§ DATASET RECORDS
──────

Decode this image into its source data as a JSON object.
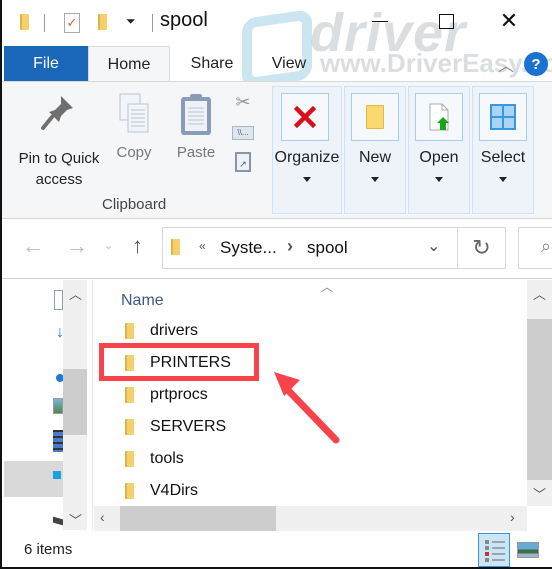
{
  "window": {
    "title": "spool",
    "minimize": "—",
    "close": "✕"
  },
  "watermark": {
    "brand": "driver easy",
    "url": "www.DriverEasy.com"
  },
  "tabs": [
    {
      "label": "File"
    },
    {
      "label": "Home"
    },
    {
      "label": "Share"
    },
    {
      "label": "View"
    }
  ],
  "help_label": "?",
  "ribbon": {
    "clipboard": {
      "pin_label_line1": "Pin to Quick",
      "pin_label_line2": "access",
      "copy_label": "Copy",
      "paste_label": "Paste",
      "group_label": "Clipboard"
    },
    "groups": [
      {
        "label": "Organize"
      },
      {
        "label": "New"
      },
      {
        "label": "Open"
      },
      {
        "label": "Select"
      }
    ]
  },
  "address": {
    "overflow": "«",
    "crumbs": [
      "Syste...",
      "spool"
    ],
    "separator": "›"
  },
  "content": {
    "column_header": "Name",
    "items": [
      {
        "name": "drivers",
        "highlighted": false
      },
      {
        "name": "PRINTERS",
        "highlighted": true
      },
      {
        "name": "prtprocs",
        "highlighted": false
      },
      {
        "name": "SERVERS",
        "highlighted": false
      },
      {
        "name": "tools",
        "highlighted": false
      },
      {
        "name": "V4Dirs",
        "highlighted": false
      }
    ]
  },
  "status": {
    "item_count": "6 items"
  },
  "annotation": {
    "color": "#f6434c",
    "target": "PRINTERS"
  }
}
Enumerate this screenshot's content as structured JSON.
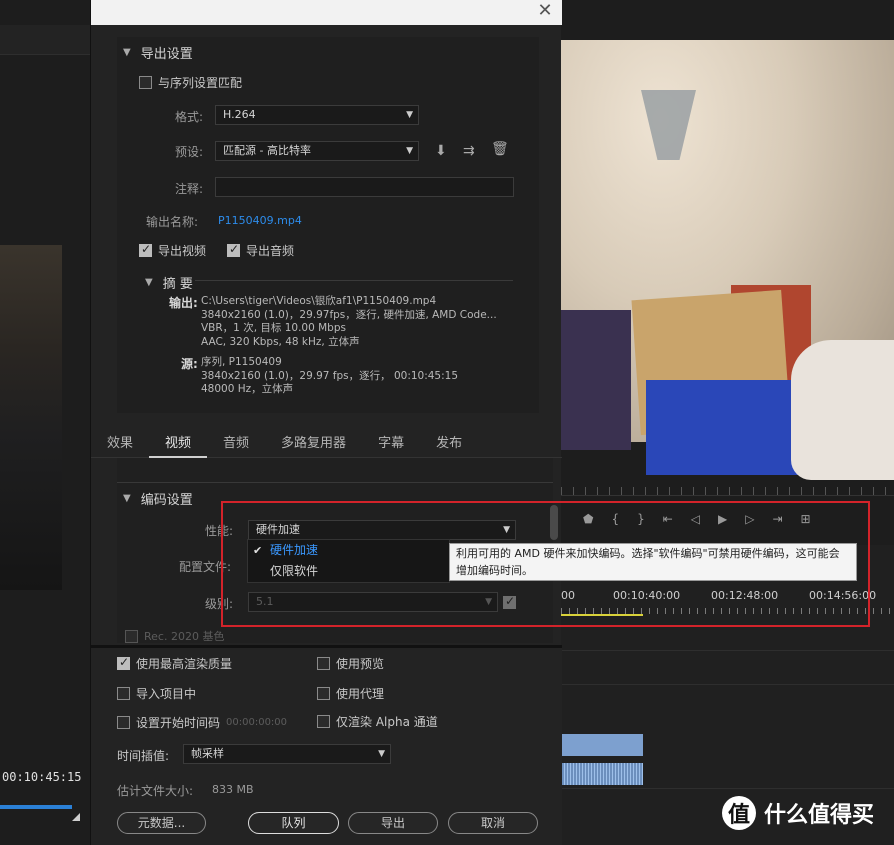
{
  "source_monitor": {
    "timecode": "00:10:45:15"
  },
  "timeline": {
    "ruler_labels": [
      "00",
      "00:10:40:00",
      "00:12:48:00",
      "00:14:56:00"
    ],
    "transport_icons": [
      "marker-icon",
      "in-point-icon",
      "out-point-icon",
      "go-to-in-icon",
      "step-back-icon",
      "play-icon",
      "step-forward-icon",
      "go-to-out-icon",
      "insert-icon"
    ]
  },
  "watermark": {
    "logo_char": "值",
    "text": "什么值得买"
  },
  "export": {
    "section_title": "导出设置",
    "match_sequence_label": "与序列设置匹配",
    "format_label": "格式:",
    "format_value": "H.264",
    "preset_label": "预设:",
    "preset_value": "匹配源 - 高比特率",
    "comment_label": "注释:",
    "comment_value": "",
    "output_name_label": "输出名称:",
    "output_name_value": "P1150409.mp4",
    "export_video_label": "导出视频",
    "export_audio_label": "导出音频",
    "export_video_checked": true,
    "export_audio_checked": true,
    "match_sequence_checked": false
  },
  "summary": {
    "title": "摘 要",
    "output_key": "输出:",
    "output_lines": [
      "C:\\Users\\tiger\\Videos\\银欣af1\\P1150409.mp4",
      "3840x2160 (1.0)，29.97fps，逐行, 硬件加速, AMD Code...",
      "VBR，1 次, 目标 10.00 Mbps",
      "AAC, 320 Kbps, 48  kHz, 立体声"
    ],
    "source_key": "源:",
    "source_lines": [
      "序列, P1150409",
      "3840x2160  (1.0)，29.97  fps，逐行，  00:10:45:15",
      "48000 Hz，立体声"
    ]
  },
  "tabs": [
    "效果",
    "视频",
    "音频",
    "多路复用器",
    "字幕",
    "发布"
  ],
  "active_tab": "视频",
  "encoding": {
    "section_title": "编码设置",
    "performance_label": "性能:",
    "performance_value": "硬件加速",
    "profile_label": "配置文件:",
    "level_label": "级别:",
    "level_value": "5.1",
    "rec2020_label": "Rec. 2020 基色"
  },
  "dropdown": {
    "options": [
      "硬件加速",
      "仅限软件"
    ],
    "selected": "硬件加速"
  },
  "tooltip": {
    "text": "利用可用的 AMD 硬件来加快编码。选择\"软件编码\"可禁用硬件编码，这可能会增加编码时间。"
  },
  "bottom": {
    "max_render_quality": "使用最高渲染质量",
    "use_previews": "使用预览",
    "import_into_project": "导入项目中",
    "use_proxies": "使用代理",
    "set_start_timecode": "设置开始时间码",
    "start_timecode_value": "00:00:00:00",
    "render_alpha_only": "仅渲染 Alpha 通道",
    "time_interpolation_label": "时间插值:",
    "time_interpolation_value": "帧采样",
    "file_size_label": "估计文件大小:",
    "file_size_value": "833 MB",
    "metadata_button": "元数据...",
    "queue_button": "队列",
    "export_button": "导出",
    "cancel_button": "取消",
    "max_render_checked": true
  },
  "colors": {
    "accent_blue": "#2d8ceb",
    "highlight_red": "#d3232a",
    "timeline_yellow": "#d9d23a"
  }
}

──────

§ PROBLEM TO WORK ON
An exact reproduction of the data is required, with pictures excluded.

§ WRITTEN SOLUTION
Decode this image into its source data as a JSON object.
{
  "window": {
    "title": "spool",
    "minimize": "—",
    "close": "✕"
  },
  "watermark": {
    "brand": "driver easy",
    "url": "www.DriverEasy.com"
  },
  "tabs": [
    {
      "label": "File"
    },
    {
      "label": "Home"
    },
    {
      "label": "Share"
    },
    {
      "label": "View"
    }
  ],
  "help_label": "?",
  "ribbon": {
    "clipboard": {
      "pin_label_line1": "Pin to Quick",
      "pin_label_line2": "access",
      "copy_label": "Copy",
      "paste_label": "Paste",
      "group_label": "Clipboard"
    },
    "groups": [
      {
        "label": "Organize"
      },
      {
        "label": "New"
      },
      {
        "label": "Open"
      },
      {
        "label": "Select"
      }
    ]
  },
  "address": {
    "overflow": "«",
    "crumbs": [
      "Syste...",
      "spool"
    ],
    "separator": "›"
  },
  "content": {
    "column_header": "Name",
    "items": [
      {
        "name": "drivers",
        "highlighted": false
      },
      {
        "name": "PRINTERS",
        "highlighted": true
      },
      {
        "name": "prtprocs",
        "highlighted": false
      },
      {
        "name": "SERVERS",
        "highlighted": false
      },
      {
        "name": "tools",
        "highlighted": false
      },
      {
        "name": "V4Dirs",
        "highlighted": false
      }
    ]
  },
  "status": {
    "item_count": "6 items"
  },
  "annotation": {
    "color": "#f6434c",
    "target": "PRINTERS"
  }
}
Enumerate this screenshot's content as structured JSON.
{
  "source_monitor": {
    "timecode": "00:10:45:15"
  },
  "timeline": {
    "ruler_labels": [
      "00",
      "00:10:40:00",
      "00:12:48:00",
      "00:14:56:00"
    ],
    "transport_icons": [
      "marker-icon",
      "in-point-icon",
      "out-point-icon",
      "go-to-in-icon",
      "step-back-icon",
      "play-icon",
      "step-forward-icon",
      "go-to-out-icon",
      "insert-icon"
    ]
  },
  "watermark": {
    "logo_char": "值",
    "text": "什么值得买"
  },
  "export": {
    "section_title": "导出设置",
    "match_sequence_label": "与序列设置匹配",
    "format_label": "格式:",
    "format_value": "H.264",
    "preset_label": "预设:",
    "preset_value": "匹配源 - 高比特率",
    "comment_label": "注释:",
    "comment_value": "",
    "output_name_label": "输出名称:",
    "output_name_value": "P1150409.mp4",
    "export_video_label": "导出视频",
    "export_audio_label": "导出音频",
    "export_video_checked": true,
    "export_audio_checked": true,
    "match_sequence_checked": false
  },
  "summary": {
    "title": "摘 要",
    "output_key": "输出:",
    "output_lines": [
      "C:\\Users\\tiger\\Videos\\银欣af1\\P1150409.mp4",
      "3840x2160 (1.0)，29.97fps，逐行, 硬件加速, AMD Code...",
      "VBR，1 次, 目标 10.00 Mbps",
      "AAC, 320 Kbps, 48  kHz, 立体声"
    ],
    "source_key": "源:",
    "source_lines": [
      "序列, P1150409",
      "3840x2160  (1.0)，29.97  fps，逐行，  00:10:45:15",
      "48000 Hz，立体声"
    ]
  },
  "tabs": [
    "效果",
    "视频",
    "音频",
    "多路复用器",
    "字幕",
    "发布"
  ],
  "active_tab": "视频",
  "encoding": {
    "section_title": "编码设置",
    "performance_label": "性能:",
    "performance_value": "硬件加速",
    "profile_label": "配置文件:",
    "level_label": "级别:",
    "level_value": "5.1",
    "rec2020_label": "Rec. 2020 基色"
  },
  "dropdown": {
    "options": [
      "硬件加速",
      "仅限软件"
    ],
    "selected": "硬件加速"
  },
  "tooltip": {
    "text": "利用可用的 AMD 硬件来加快编码。选择\"软件编码\"可禁用硬件编码，这可能会增加编码时间。"
  },
  "bottom": {
    "max_render_quality": "使用最高渲染质量",
    "use_previews": "使用预览",
    "import_into_project": "导入项目中",
    "use_proxies": "使用代理",
    "set_start_timecode": "设置开始时间码",
    "start_timecode_value": "00:00:00:00",
    "render_alpha_only": "仅渲染 Alpha 通道",
    "time_interpolation_label": "时间插值:",
    "time_interpolation_value": "帧采样",
    "file_size_label": "估计文件大小:",
    "file_size_value": "833 MB",
    "metadata_button": "元数据...",
    "queue_button": "队列",
    "export_button": "导出",
    "cancel_button": "取消",
    "max_render_checked": true
  },
  "colors": {
    "accent_blue": "#2d8ceb",
    "highlight_red": "#d3232a",
    "timeline_yellow": "#d9d23a"
  }
}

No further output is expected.